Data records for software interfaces

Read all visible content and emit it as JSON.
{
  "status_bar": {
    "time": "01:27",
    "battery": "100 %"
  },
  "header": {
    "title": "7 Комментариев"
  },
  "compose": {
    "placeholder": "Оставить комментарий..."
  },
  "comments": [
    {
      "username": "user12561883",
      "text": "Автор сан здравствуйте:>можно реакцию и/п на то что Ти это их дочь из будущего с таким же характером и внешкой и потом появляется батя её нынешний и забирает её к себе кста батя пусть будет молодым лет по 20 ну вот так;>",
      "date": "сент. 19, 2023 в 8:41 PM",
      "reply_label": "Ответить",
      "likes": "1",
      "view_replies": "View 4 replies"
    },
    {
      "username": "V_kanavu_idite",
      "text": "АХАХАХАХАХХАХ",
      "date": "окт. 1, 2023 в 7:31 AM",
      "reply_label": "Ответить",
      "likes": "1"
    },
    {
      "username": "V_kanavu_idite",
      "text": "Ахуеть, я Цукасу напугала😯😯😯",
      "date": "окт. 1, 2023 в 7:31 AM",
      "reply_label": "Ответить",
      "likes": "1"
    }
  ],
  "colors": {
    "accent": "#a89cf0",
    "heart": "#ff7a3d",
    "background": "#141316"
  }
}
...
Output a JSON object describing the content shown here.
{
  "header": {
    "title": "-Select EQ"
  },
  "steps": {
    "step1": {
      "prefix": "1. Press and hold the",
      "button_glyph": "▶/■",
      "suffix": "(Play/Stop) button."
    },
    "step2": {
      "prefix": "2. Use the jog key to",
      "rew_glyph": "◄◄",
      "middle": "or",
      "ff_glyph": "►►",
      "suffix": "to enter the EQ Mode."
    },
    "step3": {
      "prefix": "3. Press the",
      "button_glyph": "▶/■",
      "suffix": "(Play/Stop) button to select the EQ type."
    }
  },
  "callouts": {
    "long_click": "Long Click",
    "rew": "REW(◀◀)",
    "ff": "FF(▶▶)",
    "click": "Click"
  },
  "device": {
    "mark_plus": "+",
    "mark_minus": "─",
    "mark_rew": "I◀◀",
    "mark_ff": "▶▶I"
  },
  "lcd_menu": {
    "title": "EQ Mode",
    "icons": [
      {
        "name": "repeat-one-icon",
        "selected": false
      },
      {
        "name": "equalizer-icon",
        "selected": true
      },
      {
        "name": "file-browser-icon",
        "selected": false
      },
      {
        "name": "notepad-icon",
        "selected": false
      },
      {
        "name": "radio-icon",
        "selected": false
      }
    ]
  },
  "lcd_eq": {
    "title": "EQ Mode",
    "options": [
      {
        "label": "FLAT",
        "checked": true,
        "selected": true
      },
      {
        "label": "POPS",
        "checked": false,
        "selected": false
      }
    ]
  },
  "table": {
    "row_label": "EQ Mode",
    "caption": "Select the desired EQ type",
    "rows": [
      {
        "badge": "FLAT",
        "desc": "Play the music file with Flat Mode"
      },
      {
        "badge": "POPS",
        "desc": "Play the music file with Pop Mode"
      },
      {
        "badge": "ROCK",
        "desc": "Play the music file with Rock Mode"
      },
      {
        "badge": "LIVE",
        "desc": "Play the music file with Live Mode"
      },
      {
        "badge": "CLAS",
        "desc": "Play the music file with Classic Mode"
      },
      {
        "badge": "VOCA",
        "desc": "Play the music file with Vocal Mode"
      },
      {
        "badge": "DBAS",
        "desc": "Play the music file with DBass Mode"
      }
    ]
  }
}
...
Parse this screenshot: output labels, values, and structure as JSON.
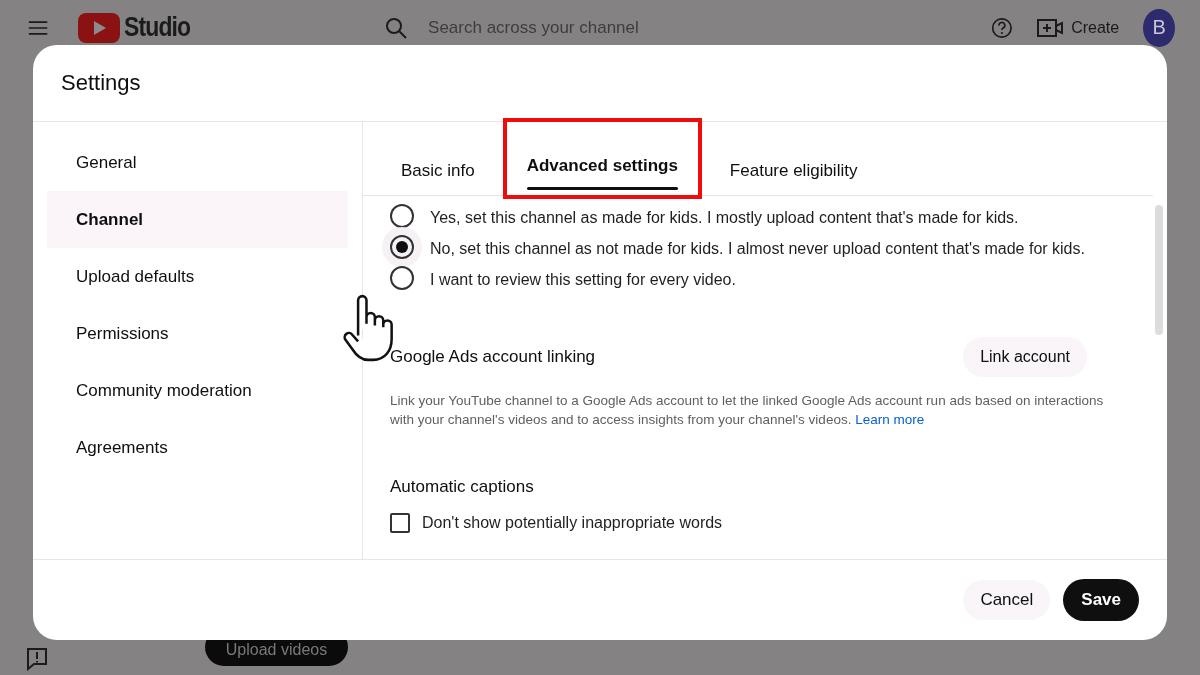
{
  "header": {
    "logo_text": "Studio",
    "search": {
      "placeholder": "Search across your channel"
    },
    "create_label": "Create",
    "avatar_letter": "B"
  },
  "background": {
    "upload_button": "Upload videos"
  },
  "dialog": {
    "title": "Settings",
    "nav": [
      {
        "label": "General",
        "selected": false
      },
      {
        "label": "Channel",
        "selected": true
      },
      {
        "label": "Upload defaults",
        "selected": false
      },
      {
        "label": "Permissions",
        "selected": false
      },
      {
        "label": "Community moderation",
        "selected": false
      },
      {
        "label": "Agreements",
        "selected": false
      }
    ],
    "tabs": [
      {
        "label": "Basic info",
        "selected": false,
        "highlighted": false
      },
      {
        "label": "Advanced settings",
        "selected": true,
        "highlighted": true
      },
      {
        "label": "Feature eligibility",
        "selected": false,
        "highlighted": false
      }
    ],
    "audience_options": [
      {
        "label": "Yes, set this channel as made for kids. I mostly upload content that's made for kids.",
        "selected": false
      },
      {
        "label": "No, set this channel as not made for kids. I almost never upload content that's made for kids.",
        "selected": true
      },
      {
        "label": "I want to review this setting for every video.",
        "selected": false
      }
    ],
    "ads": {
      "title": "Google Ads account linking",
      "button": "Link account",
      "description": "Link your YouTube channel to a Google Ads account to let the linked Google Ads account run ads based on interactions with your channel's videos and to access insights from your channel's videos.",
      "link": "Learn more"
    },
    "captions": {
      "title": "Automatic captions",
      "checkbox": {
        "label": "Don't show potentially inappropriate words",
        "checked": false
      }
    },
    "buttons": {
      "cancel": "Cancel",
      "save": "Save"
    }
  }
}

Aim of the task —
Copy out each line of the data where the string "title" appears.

Output of the exercise —
    "title": "7 Комментариев"
    "title": "-Select EQ"
    "title": "EQ Mode",
    "title": "EQ Mode",
    "title": "Settings",
      "title": "Google Ads account linking",
      "title": "Automatic captions",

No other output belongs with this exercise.